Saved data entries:
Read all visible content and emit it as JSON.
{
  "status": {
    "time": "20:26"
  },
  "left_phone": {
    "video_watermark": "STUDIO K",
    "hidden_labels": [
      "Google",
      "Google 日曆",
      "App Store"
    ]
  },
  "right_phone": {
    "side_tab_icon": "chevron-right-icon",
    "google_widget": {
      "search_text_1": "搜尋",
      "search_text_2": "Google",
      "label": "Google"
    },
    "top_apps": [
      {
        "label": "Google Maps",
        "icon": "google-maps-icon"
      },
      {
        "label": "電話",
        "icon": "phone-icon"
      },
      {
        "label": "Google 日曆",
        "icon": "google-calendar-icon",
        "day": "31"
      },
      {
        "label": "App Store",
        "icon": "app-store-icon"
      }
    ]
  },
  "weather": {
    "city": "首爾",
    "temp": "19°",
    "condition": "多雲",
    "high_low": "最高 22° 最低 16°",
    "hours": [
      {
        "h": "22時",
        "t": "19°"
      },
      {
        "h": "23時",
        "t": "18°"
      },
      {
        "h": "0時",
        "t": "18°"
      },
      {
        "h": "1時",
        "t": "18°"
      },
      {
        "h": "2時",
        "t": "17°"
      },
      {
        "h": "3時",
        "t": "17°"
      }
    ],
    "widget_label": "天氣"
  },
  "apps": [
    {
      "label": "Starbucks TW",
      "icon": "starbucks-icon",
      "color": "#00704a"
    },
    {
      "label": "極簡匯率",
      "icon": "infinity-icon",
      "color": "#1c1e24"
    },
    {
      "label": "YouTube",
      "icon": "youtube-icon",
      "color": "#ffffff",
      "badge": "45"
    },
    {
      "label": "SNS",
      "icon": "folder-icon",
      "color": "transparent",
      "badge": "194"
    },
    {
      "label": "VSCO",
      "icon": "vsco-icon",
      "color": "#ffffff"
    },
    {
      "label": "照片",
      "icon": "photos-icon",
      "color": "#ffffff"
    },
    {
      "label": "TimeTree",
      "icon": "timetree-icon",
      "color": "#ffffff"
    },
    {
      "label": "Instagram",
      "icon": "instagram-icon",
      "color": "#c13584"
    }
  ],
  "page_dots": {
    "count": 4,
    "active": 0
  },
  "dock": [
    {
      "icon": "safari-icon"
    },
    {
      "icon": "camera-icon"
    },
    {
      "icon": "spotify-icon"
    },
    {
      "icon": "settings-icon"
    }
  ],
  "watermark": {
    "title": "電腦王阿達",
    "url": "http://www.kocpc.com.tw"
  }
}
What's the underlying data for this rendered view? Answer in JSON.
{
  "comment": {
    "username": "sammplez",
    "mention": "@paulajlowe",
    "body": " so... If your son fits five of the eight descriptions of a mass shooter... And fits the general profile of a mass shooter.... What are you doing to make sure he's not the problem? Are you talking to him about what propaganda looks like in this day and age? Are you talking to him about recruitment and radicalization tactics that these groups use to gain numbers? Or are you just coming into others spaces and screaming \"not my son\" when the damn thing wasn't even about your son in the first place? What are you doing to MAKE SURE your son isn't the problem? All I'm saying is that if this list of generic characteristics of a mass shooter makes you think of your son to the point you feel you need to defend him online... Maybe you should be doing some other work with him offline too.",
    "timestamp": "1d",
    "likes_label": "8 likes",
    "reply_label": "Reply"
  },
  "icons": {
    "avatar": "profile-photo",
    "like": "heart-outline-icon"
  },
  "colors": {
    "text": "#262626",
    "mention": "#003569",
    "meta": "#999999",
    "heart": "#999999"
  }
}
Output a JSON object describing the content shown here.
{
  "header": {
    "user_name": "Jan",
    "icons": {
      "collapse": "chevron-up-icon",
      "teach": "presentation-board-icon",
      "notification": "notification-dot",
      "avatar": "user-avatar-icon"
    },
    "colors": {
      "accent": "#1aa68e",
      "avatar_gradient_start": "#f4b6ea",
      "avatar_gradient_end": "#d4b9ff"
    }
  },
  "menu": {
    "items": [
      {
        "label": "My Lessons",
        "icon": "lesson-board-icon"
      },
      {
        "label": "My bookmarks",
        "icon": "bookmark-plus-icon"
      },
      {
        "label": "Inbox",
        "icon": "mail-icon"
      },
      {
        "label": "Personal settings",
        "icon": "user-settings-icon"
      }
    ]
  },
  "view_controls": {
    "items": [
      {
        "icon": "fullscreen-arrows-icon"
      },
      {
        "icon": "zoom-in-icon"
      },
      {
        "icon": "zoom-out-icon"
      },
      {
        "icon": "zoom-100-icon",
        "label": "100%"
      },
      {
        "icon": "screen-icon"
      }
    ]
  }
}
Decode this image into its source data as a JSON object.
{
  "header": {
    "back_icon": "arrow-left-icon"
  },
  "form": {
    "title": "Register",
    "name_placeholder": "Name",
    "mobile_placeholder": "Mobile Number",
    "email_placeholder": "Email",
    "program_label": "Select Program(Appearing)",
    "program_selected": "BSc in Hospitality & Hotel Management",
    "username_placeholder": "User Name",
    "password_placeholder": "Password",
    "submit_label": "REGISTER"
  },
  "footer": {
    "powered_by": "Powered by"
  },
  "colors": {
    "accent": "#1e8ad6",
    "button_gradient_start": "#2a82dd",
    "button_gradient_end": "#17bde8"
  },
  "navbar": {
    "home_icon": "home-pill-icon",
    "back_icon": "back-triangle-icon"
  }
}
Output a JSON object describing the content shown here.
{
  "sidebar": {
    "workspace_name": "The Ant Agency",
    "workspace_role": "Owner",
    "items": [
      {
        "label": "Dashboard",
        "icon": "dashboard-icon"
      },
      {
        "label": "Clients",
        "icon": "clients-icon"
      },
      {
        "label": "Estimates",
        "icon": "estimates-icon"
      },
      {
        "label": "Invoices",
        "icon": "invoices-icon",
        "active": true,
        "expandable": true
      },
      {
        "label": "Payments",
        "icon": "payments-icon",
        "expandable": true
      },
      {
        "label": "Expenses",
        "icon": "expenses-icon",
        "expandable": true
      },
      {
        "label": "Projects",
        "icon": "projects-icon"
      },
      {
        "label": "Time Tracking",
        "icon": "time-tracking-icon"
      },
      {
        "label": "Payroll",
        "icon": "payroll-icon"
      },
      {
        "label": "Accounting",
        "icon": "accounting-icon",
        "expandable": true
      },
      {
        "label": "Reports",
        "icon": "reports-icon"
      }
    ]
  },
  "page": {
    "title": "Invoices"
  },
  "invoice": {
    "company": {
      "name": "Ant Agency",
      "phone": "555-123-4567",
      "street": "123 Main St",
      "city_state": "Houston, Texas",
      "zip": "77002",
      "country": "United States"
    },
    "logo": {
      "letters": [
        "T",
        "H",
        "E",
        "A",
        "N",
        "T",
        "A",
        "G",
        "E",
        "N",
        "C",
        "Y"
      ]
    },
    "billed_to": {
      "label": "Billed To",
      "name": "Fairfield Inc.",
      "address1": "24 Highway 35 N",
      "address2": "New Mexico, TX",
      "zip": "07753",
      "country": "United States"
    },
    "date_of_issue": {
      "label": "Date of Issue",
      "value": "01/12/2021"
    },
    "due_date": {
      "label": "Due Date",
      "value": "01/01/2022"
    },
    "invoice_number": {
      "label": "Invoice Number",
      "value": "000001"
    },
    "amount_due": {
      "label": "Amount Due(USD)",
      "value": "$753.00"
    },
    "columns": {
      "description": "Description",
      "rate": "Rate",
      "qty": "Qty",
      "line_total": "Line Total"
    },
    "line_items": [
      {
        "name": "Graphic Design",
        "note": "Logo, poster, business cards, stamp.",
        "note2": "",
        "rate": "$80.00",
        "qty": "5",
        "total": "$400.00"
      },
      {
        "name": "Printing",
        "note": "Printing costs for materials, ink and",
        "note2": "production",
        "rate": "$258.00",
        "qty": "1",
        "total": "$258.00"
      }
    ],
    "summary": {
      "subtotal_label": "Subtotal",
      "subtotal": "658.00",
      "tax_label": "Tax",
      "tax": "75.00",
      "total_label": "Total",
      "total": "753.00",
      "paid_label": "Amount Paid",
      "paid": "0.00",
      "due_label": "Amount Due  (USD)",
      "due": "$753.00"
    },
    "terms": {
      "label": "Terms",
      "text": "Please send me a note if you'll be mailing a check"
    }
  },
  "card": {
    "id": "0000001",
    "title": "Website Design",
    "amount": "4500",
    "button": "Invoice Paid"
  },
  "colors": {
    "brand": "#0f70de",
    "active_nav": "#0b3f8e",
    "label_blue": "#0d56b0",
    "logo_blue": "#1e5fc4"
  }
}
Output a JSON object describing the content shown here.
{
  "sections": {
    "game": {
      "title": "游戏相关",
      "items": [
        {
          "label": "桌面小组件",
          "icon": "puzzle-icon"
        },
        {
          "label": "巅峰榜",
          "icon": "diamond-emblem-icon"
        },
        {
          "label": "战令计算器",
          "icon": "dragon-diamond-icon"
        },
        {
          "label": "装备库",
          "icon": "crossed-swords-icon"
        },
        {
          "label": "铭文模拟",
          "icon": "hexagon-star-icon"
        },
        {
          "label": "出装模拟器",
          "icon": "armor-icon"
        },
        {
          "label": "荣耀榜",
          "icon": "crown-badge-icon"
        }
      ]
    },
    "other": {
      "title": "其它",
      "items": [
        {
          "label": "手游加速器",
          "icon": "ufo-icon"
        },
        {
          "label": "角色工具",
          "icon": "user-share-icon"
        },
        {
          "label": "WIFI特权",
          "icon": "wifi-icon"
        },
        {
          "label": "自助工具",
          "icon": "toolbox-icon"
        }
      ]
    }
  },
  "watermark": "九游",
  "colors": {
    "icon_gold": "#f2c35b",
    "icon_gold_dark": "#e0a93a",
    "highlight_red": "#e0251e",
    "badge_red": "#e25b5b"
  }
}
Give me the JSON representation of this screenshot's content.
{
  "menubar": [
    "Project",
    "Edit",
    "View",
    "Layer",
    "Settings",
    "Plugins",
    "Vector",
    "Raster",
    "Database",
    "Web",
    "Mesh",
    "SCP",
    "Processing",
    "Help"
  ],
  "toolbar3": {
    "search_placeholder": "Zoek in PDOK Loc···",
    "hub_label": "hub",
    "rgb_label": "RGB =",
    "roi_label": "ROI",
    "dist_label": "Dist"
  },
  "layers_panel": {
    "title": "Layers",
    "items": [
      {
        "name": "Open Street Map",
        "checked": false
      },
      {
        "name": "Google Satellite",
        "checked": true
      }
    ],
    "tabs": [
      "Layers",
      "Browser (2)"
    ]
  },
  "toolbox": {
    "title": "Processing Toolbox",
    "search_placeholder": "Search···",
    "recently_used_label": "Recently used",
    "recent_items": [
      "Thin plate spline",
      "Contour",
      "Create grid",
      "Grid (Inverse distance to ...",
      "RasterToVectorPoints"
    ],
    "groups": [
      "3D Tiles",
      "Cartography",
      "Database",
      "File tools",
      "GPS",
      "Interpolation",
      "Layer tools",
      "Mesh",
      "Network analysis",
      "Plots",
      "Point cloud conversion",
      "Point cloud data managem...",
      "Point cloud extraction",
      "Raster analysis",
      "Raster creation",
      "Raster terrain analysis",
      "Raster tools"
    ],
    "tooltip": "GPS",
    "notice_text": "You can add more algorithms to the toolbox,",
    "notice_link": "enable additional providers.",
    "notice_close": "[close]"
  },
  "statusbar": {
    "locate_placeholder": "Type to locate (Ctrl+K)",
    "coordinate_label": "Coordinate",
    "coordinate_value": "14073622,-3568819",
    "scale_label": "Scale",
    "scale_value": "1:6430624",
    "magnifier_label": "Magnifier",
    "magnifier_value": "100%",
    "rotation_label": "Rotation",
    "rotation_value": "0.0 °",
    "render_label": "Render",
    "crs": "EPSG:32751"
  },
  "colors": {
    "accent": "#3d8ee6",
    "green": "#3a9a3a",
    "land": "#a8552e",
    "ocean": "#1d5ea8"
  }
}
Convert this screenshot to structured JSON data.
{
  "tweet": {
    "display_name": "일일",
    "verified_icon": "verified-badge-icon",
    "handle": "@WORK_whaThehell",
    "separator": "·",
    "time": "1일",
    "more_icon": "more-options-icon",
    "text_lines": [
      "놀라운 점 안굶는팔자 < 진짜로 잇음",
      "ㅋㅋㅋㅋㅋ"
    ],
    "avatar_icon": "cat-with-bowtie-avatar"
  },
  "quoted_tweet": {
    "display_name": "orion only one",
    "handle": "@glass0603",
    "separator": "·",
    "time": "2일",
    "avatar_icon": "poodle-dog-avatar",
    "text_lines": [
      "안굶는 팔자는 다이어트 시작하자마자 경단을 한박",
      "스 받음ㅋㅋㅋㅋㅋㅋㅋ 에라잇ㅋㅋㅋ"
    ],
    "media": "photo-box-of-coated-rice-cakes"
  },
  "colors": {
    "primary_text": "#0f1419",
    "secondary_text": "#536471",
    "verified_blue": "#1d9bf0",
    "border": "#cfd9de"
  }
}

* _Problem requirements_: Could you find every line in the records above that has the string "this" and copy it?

* _Completed task_:
What's the underlying data for this rendered view? Answer in JSON.
    "body": " so... If your son fits five of the eight descriptions of a mass shooter... And fits the general profile of a mass shooter.... What are you doing to make sure he's not the problem? Are you talking to him about what propaganda looks like in this day and age? Are you talking to him about recruitment and radicalization tactics that these groups use to gain numbers? Or are you just coming into others spaces and screaming \"not my son\" when the damn thing wasn't even about your son in the first place? What are you doing to MAKE SURE your son isn't the problem? All I'm saying is that if this list of generic characteristics of a mass shooter makes you think of your son to the point you feel you need to defend him online... Maybe you should be doing some other work with him offline too.",
Decode this image into its source data as a JSON object.
Give me the JSON representation of this screenshot's content.
Convert this screenshot to structured JSON data.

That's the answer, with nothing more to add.